MUSEUMS & GALLERIES
Solveig Steinhardt heads to the Deutsches Historisches Museum to learn more about everyday life in unified Germany.
The Deutsches Historisches Museum explores the lives of everyday citizens in unified Germany.
Spend enough time in Berlin and you’ll probably hear dozens of fascinating stories about how people lived in the divided city: from dramatic escape attempts to tearful encounters with relatives on the other side, from standing in line for food to simply longing to see what was beyond that wall, there are a million stories that make that part of history seem so much closer. One mistake many of us make is identifying the fall of the Wall with the solution to all these problems; we tend to forget that 1989 was not just a euphoric moment for two societies, but also the beginning of a difficult transition in which the two Germanies had to get to know each other all over again and unify their views, an enormous effort of adjustment and integration that is still ongoing today. Until 25 October, the Deutsches Historisches Museum (p. 41) will be exploring this difficult integration through representative objects and photographs from the first few years of the 1990s.
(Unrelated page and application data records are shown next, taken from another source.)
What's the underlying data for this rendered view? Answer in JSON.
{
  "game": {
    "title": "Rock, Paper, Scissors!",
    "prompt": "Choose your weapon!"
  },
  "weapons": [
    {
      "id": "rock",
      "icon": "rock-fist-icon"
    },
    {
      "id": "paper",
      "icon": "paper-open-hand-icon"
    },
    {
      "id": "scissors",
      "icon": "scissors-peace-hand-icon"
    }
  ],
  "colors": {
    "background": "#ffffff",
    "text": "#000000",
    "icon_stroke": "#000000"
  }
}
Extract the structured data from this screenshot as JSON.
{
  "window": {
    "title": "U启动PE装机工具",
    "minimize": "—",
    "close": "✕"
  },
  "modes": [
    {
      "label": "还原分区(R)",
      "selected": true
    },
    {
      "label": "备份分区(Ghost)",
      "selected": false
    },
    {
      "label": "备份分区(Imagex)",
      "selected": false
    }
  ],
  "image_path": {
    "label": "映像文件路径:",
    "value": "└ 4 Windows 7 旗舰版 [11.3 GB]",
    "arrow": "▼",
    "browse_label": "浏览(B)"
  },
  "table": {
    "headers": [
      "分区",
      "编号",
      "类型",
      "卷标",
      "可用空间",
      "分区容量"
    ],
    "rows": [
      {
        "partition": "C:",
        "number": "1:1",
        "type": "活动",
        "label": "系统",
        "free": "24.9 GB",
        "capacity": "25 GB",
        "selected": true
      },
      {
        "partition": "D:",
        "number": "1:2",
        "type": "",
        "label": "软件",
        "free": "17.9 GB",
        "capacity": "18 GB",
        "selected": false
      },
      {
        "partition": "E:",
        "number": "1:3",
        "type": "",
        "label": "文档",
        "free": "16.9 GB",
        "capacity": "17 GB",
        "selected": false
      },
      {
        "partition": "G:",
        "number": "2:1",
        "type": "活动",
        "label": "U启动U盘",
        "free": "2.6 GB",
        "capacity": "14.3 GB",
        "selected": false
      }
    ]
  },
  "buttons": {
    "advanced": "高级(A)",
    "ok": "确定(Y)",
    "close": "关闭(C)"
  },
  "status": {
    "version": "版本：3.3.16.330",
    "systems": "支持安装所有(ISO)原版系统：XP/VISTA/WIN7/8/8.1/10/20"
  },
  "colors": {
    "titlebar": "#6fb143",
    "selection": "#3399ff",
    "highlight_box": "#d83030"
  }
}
The unification of Germany wasn’t only cultural and political, it also deeply affected the personal sphere. While many young East Germans saw the end of communism as a dream come true, the older generations had to watch their whole world crumble beneath their feet, the foods of their childhood disappear from the shelves, and their beliefs shattered by the new system. Many people lost their government jobs, and deep internal conflict became a common feeling in the Eastern part of the country, where citizens had to slowly adapt to the consumer habits of the West. Exploring the first reactions of East Berliners right after the borders opened, Unification - German Society in Transition shows the destiny of many workplaces, examines interesting phenomena such as the “mobile banks,” Deutsche Bank busses traveling through the Eastern regions to bring Deutsche Marks to the East German population, and focuses on simple questions pertaining to everyday life. For example, what did the East Germans do with the 100DM “welcome money” they received from the Federal Republic’s banks after the Wall came down? Many reportedly spent it on bananas, thinking there wouldn’t be any the next day, while others, like the parents of a 6-year- old girl called Katharina, bought her a Barbie doll, the symbol of Western childhood.
“The unification of Germany deeply affected the citizens’ personal sphere.”